Track Your Laptop With an ID
The first step is to slap an ID tag on each laptop, BlackBerry, digital camera, and USB key your business owns, and record it with a recovery service. An astonishingly large number of businesses never record even the serial numbers of their equipment, police say, making it impossible for authorities to reunite found items with their rightful owners. Tracking tags give you an opportunity to enter serial number information as you tag each item, after which you can use the recovery service as a basic inventory system. (You should definitely maintain serial-number records, as well as purchase receipts, in case of insurance claims.)

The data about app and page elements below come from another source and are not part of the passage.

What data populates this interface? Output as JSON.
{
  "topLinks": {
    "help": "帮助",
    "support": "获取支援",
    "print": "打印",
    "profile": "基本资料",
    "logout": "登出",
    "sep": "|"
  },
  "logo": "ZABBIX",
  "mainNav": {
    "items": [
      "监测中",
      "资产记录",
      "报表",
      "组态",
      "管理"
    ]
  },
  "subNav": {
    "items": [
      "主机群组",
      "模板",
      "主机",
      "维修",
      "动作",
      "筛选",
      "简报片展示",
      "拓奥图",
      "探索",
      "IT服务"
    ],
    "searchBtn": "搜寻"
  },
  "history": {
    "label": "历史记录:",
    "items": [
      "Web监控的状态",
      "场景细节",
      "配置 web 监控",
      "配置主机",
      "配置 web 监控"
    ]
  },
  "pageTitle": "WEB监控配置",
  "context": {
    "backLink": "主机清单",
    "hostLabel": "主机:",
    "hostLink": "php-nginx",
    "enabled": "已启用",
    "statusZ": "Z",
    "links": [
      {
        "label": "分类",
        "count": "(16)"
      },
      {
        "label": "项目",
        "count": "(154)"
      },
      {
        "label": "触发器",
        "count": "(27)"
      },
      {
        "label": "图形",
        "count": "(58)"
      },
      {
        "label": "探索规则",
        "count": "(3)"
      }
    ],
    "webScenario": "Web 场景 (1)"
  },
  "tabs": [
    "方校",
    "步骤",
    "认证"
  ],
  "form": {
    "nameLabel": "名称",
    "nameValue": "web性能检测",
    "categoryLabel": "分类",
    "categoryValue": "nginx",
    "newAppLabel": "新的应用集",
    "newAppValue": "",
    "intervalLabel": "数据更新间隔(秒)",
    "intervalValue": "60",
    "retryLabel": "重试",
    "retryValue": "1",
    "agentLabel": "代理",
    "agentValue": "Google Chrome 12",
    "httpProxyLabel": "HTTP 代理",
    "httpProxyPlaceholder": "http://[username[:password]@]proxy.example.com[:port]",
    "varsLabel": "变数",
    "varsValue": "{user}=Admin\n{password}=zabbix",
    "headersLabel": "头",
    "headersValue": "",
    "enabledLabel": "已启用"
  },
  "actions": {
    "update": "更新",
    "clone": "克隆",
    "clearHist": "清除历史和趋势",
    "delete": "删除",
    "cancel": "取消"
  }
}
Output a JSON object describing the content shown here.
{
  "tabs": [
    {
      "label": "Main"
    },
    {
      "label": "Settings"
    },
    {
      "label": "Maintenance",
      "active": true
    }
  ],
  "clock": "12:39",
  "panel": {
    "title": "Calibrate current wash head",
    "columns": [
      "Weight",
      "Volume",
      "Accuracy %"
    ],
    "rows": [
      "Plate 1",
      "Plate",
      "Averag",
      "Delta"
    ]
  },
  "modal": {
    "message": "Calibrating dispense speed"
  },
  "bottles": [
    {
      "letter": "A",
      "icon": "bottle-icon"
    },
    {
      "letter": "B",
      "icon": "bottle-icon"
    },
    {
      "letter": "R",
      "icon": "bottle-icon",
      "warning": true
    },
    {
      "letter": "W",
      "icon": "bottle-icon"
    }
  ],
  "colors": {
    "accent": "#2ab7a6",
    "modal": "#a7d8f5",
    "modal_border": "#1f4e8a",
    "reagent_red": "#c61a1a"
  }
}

Recovery services report recovery rates of 75 percent and higher on tagged items. Evidently, most people who find laptops are honest, and by offering prepaid returns and a reward on the tag (which lists an 800 number), the service makes it easy to do the right thing.

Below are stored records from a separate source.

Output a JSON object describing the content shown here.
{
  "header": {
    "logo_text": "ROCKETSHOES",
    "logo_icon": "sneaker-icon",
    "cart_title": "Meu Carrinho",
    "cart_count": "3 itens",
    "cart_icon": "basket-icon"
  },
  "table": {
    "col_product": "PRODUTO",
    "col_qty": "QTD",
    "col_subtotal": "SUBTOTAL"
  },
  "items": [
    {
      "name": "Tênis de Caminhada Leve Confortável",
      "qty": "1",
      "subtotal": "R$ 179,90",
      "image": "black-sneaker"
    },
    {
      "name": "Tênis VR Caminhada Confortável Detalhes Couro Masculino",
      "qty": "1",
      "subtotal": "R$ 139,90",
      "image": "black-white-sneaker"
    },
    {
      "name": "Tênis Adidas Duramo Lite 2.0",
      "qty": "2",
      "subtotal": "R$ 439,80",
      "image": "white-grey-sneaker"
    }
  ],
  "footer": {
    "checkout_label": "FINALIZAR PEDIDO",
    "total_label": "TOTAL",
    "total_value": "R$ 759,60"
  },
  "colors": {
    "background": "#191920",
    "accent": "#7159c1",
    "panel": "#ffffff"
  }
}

The services have you register each item on the Web, with identifying information; then they contact you to arrange return if an item is found. The price is nominal, usually around $5-$10 per label, with quantity discounts. Vendors that offer labeling and recovery services include ArmorTag, BoomerangIt, StuffBak, TrackItBack, YouGetItBack.com, and zReturn.
Some of these companies sell lifetime service for a fixed price, while others use a yearly subscription model. Some charge a recovery fee if an item is found. TrackItBack sells multipacks, which bring costs down to $5 per label, with lifetime service and no administrative or shipping fees on recovered items. TrackItBack will even send you a free replacement tag if the original comes off.
The recovery firms unanimously cite privacy considerations and their 24-hour phone service as reasons to use their labels instead of just a taped-on business card or an inventory tag from your own company. The labels themselves may deter theft, as they render an item harder to fence. Labels are available for portable projectors, keys, eyeglasses, Bluetooth headsets, GPS devices, luggage, and more--not just laptops and cell phones. Anything that moves can and probably should be protected.